**Exercise objective**
Could you filter the listing for lines with the word "this" and return them?
<<<<
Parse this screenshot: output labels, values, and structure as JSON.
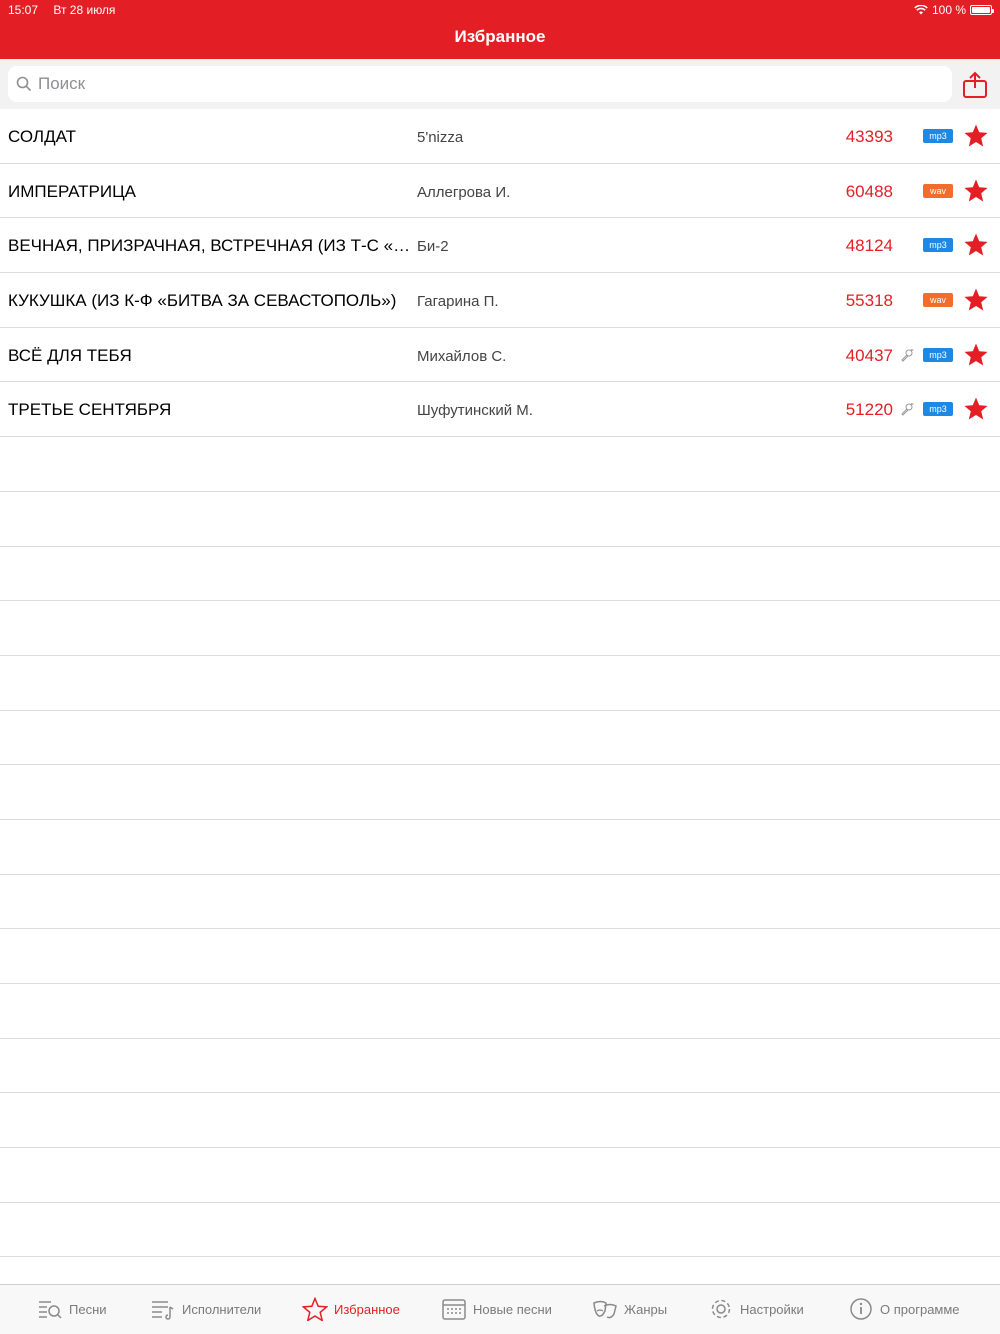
{
  "status": {
    "time": "15:07",
    "date": "Вт 28 июля",
    "battery": "100 %"
  },
  "header": {
    "title": "Избранное"
  },
  "search": {
    "placeholder": "Поиск"
  },
  "colors": {
    "accent": "#e31e25",
    "mp3": "#1e88e5",
    "wav": "#f26d2b"
  },
  "songs": [
    {
      "title": "СОЛДАТ",
      "artist": "5'nizza",
      "number": "43393",
      "format": "mp3",
      "mic": false
    },
    {
      "title": "ИМПЕРАТРИЦА",
      "artist": "Аллегрова И.",
      "number": "60488",
      "format": "wav",
      "mic": false
    },
    {
      "title": "ВЕЧНАЯ, ПРИЗРАЧНАЯ, ВСТРЕЧНАЯ (ИЗ Т-С «НА...",
      "artist": "Би-2",
      "number": "48124",
      "format": "mp3",
      "mic": false
    },
    {
      "title": "КУКУШКА (ИЗ К-Ф «БИТВА ЗА СЕВАСТОПОЛЬ»)",
      "artist": "Гагарина П.",
      "number": "55318",
      "format": "wav",
      "mic": false
    },
    {
      "title": "ВСЁ ДЛЯ ТЕБЯ",
      "artist": "Михайлов С.",
      "number": "40437",
      "format": "mp3",
      "mic": true
    },
    {
      "title": "ТРЕТЬЕ СЕНТЯБРЯ",
      "artist": "Шуфутинский М.",
      "number": "51220",
      "format": "mp3",
      "mic": true
    }
  ],
  "tabs": [
    {
      "label": "Песни",
      "icon": "songs-icon"
    },
    {
      "label": "Исполнители",
      "icon": "artists-icon"
    },
    {
      "label": "Избранное",
      "icon": "star-icon"
    },
    {
      "label": "Новые песни",
      "icon": "calendar-icon"
    },
    {
      "label": "Жанры",
      "icon": "masks-icon"
    },
    {
      "label": "Настройки",
      "icon": "gear-icon"
    },
    {
      "label": "О программе",
      "icon": "info-icon"
    }
  ]
}
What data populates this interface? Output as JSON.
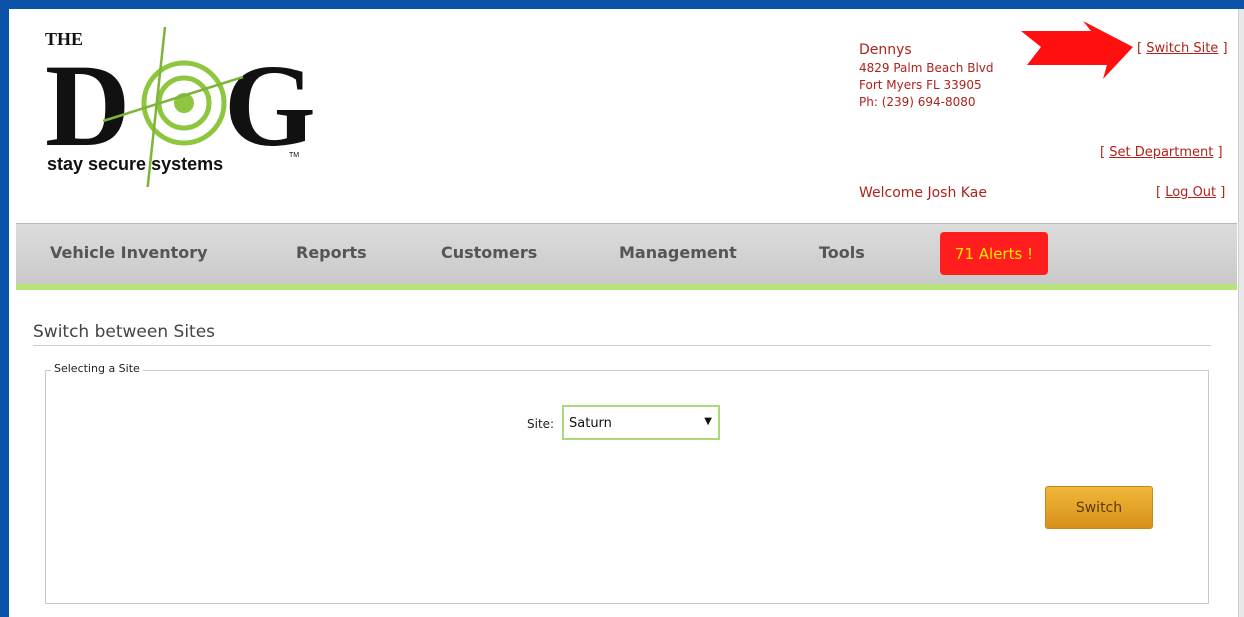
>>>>
**Completed exercise**
Parse this screenshot: output labels, values, and structure as JSON.
What data populates this interface? Output as JSON.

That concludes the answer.